(RxWiki News) A newly approved drug may fight one of the most common types of skin cancer.
The US Food and Drug Administration (FDA) today approved a Novartis drug called Odomzo (sonidegib). The drug is approved to treat patients with advanced basal cell carcinoma — a type of skin cancer — that has reappeared after radiation treatment or surgery. Odomzo is also approved for patients who are not candidates for surgery or radiation.
The once-a-day pill works to block a molecular pathway that is active in patients with basal cell cancers.

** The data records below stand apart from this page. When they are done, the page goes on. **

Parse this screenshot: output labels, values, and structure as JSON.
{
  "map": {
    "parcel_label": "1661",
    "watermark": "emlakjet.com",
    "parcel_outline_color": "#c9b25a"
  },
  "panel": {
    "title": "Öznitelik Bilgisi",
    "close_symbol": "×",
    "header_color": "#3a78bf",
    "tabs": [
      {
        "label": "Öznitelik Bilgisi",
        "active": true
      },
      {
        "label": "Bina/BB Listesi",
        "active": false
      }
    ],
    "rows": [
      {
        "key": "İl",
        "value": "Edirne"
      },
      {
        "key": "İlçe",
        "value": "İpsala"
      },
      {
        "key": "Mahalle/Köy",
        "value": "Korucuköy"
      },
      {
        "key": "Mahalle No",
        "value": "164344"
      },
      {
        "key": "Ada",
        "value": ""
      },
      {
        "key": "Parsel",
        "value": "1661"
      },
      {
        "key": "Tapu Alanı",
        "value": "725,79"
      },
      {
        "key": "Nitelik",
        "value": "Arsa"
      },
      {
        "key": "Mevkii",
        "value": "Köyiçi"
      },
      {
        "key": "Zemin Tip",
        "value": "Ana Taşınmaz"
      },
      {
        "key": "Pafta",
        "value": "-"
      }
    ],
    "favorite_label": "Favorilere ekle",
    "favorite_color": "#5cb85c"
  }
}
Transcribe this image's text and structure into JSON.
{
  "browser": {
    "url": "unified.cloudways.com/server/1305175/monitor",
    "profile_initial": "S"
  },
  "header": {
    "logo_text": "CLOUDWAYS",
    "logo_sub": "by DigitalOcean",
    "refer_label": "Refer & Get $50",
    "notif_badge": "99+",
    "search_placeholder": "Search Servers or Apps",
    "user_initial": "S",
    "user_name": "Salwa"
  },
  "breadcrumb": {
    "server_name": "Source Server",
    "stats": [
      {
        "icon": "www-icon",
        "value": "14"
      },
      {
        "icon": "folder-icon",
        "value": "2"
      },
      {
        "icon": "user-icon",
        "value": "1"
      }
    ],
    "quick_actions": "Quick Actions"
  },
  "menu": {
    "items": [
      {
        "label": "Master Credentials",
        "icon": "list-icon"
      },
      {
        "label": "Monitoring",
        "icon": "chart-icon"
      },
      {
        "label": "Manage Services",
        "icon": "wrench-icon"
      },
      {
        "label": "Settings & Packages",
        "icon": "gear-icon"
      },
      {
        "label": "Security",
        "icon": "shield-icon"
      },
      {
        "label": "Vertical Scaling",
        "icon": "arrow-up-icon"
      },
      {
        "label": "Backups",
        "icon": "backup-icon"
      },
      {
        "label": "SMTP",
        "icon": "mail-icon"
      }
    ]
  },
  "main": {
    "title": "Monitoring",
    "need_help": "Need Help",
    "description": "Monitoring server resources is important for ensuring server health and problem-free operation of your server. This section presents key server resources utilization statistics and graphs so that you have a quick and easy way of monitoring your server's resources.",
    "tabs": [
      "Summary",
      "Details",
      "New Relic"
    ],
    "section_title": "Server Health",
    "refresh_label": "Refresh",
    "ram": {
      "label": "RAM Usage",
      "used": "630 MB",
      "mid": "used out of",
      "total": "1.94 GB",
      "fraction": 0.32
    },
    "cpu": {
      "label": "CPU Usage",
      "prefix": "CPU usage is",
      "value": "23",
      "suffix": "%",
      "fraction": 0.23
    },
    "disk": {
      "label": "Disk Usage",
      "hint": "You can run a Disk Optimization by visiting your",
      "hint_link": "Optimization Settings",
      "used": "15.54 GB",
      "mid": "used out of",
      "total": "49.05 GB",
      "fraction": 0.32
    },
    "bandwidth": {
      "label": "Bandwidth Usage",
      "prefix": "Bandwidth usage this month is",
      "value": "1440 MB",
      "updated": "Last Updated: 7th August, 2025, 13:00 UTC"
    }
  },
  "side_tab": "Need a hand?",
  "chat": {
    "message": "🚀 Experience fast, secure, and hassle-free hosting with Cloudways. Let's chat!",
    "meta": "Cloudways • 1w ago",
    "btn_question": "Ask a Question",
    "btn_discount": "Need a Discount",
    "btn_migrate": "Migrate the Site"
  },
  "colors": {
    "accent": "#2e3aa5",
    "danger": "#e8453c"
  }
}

When this path is blocked, basal cell carcinoma may be less likely to grow.
“Our increasing understanding of molecular pathways involved in cancer has led to approvals of many oncology drugs in difficult-to-treat diseases for which few therapeutic options previously existed,” said Richard Pazdur, MD, director of the Office of Hematology and Oncology Products in the FDA’s Center for Drug Evaluation and Research, in a press release.
While the FDA did approve Odomzo, the Novartis drug does carry a boxed warning that indicates a risk of death or severe birth defects in fetuses of pregnant women who take the drug.
The FDA approved Odomzo after the drug appeared effective in a trial of 194 patients with locally advanced basal cell carcinoma. Among patients treated with 200 milligrams of Odomzo daily, 58 percent saw their tumors shrink or disappear. Patients who received a larger dose — 800 milligrams — made similar progress, but they were more at risk of side effects.
Side effects included hair loss, muscle spasms, fatigue, nausea, diarrhea, stomach pain, vomiting and weight loss.